BRIEF:
Check each line below for the word "label". Then give only how many lines have it.

• • • • •

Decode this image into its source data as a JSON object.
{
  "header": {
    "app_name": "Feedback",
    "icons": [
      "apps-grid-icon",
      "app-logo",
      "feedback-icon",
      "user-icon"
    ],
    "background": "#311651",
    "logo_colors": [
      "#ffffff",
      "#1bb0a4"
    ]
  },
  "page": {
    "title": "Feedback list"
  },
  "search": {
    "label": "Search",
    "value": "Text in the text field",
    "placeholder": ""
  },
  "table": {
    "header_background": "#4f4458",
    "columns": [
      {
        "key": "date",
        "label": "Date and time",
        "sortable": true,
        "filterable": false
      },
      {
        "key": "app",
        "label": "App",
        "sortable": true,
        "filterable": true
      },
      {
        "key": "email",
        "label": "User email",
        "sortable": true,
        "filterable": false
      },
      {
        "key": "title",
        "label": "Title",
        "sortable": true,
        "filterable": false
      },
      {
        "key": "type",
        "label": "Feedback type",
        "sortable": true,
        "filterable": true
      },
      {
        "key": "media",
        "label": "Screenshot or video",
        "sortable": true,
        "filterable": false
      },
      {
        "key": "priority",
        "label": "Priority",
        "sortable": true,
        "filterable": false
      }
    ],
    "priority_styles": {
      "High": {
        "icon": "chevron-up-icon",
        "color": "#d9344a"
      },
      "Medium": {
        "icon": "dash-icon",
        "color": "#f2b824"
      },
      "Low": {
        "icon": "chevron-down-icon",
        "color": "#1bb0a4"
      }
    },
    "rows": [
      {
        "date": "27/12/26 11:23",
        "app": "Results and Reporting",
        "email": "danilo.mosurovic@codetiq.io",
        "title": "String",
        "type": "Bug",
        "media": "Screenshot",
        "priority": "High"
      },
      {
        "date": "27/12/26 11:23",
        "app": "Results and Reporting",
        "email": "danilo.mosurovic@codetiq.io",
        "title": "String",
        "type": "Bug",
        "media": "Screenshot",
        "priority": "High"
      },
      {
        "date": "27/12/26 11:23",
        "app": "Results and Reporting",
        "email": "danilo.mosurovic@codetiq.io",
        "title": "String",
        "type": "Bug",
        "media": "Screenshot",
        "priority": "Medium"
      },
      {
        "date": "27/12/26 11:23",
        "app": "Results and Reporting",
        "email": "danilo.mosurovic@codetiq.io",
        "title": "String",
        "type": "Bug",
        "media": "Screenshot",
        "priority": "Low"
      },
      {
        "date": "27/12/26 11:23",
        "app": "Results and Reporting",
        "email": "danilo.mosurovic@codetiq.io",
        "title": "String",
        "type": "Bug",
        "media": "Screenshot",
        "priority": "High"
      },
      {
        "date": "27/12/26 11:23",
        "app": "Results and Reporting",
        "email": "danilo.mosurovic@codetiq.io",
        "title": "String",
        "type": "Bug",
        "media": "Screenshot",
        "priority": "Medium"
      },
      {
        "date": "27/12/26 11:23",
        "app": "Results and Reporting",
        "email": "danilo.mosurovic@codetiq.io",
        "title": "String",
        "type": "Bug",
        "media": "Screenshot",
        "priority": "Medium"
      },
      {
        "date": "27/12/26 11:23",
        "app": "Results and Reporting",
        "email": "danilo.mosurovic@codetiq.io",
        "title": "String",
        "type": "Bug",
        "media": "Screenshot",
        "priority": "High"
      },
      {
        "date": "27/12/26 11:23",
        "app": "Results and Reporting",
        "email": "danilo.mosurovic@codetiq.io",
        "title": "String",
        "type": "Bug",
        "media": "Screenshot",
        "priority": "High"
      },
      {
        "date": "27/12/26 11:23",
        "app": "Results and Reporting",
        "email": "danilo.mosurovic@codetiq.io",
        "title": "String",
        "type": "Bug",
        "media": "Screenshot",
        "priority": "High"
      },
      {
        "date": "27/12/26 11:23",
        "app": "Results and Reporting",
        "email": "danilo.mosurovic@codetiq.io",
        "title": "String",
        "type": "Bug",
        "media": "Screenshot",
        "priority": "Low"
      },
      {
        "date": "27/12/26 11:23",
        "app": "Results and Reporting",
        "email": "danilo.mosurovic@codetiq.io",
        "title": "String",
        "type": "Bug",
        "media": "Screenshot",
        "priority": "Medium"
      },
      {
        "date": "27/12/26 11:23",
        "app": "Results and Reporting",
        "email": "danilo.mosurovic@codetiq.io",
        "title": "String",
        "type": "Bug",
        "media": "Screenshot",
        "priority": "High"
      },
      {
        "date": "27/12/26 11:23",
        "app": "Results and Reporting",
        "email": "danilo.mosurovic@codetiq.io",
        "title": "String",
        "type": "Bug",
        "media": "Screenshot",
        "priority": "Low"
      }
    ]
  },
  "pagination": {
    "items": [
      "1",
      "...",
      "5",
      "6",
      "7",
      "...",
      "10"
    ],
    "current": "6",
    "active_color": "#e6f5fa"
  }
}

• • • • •

RESPONSE BOX:
8